Next Up:
0:00 0:00
Available On Air Stations
WXXI, in partnership with public broadcasting stations across New York state, will air special programming examining the opioid crisis during the week of Oct. 15.New York’s Opioid Crisis is a first-of-its-kind partnership to draw attention to this public health crisis and raise awareness of services available in local communities for those affected by opioid addiction.Support for opioid crisis programming on WXXI is provided in part by the New York State Office of Alcoholism and Substance Abuse Services. A complete list of programs can be found here: want to hear what you have to say about opioid and heroin use in our community. Please click on this link to take a short survey.

Opioid deaths decrease, but leaders want changes

The Monroe County Heroin Task Force tracks the location of local opioid overdoses. In this 2019 map, each blue dot represents a non-fatal overdose. Each red dot is fatal.
Monroe County Sheriff's Office
The Monroe County Heroin Task Force tracks the location of local opioid overdoses. In this 2019 map, each blue dot represents a non-fatal overdose. Each red dot is fatal.

Deaths in Monroe County from opioid overdoses decreased in 2019 for the second straight year, according to data released this week by the county’s heroin task force.

The numbers are preliminary and usually differ slightly from the official tally from the county medical examiner’s office that comes out later in the year. Still, they offer a glimpse into a changing tide in an epidemic that’s claimed more than 300,000 lives nationwide, according to the National Institute on Drug Abuse.

In 2017, opioid overdoses were responsible for more deaths in the county than breast cancer and prostate cancer combined.

“This is a crisis that was in the making for a decade,” said county Sheriff Todd Baxter. “Most of us turned a blind eye to these families and these folks who went through this addictive cycle.”

Baxter said his department has moved away from a traditional law enforcement approach. Now, he said, law enforcement officers are working as much on education and prevention of addiction as they are on arresting drug dealers.

Still, he won’t use the word “success” to describe their efforts.

“Unfortunately, the stats are human souls,” he said. “You’ll never declare victory, or even success, when those families are going through what they’re going through.”

Baxter said much of the county’s opioid action plan has been helpful in reducing the death toll, and it’s rallied the combined efforts of people in law enforcement, public health and advocacy. But he also said there’s a piece missing: a leader.

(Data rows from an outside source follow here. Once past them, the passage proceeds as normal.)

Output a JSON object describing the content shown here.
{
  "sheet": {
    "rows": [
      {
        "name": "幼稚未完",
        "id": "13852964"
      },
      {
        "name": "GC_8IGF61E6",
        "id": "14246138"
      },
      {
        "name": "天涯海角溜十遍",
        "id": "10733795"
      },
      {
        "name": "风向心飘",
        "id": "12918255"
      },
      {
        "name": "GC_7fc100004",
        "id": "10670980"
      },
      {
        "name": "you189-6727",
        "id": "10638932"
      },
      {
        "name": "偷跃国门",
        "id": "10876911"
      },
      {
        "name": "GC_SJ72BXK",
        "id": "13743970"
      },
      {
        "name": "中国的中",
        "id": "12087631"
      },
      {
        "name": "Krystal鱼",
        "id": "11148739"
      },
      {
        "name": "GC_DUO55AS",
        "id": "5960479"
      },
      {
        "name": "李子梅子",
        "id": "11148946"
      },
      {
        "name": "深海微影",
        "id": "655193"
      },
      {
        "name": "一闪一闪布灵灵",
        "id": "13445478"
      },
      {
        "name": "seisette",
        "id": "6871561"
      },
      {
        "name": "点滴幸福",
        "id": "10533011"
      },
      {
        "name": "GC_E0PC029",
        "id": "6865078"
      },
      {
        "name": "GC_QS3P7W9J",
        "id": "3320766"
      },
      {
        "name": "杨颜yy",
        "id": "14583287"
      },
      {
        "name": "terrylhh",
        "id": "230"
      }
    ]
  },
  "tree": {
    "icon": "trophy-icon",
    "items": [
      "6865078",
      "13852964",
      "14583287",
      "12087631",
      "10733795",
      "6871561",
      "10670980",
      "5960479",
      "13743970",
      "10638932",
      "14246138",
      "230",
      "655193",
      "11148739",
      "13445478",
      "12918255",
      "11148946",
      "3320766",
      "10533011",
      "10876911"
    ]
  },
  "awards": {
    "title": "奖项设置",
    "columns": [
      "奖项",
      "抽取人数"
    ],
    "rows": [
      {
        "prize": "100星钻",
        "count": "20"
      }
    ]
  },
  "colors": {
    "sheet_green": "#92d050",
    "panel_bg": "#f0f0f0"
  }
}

“We’re starting to go in the same direction, right? But I still am pleading for a -- you know, someone to coordinate all these different, wonderful players,” Baxter said.

Newly inaugurated County Executive Adam Bello said he will add that position to the county’s workforce, though he’s not yet sure what the job title will be.

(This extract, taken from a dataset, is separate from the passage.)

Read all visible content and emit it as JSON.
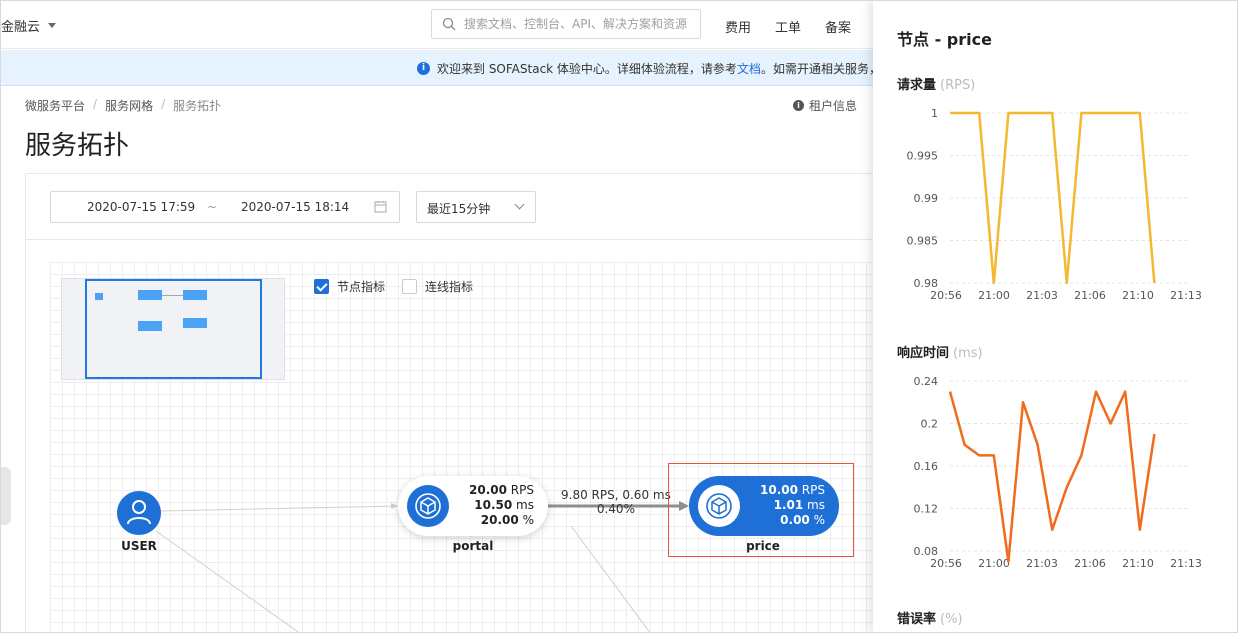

“There’s nobody here in county government, in my view -- despite the fact that everybody’s doing really good work -- there’s nobody -- there doesn’t seem to be anybody in charge,” Bello said.

Bello has also called for Monroe County to revamp its approach to addiction treatment and recovery to mirror that of Erie County, where hospitals prescribe drugs to ward off cravings for patients who come in under opioid withdrawal and refer those patients to substance use treatment programs within days.

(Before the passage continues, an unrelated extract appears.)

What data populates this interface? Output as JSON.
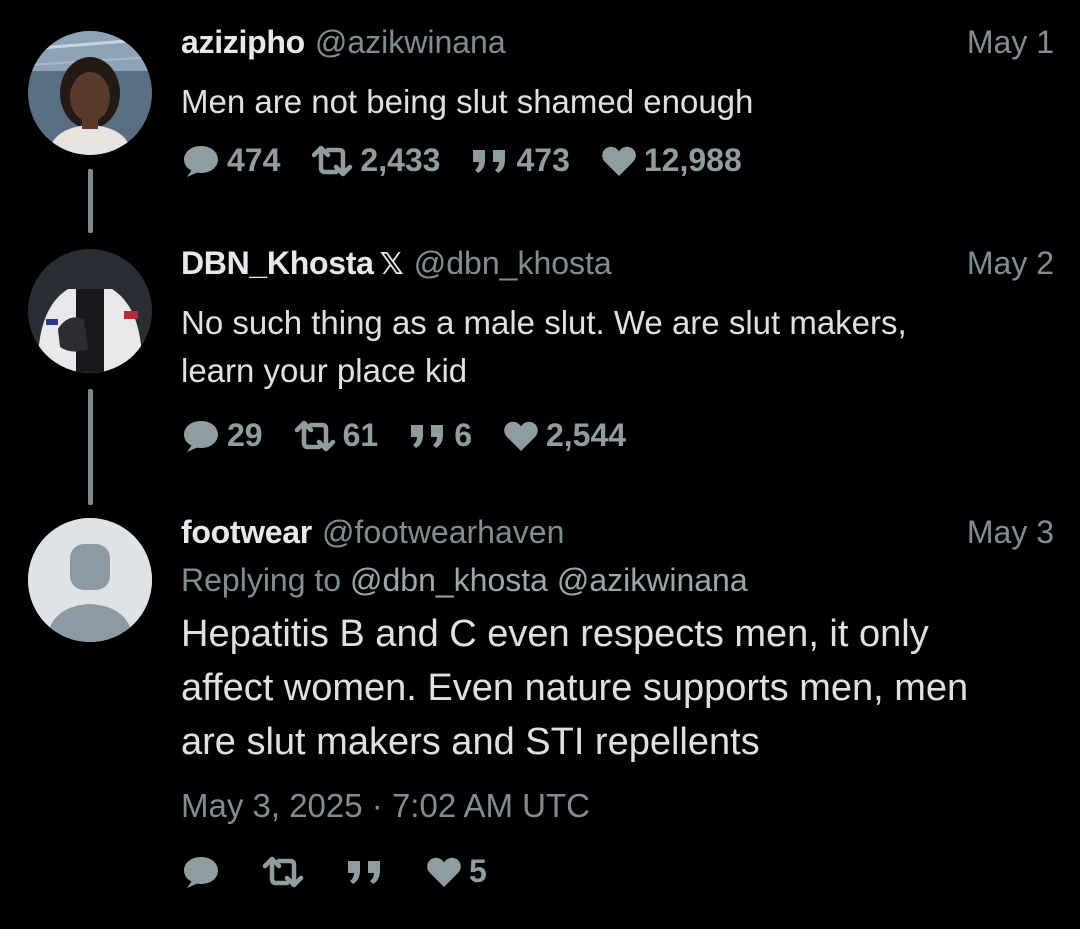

Erie County Executive Mark Poloncarz said earlier this year that he is starting to “see the light at the end of the tunnel” of the epidemic.

Brett was the health reporter and a producer at WXXI News. He has a master’s degree from the City University of New York Graduate School of Journalism.
Related Content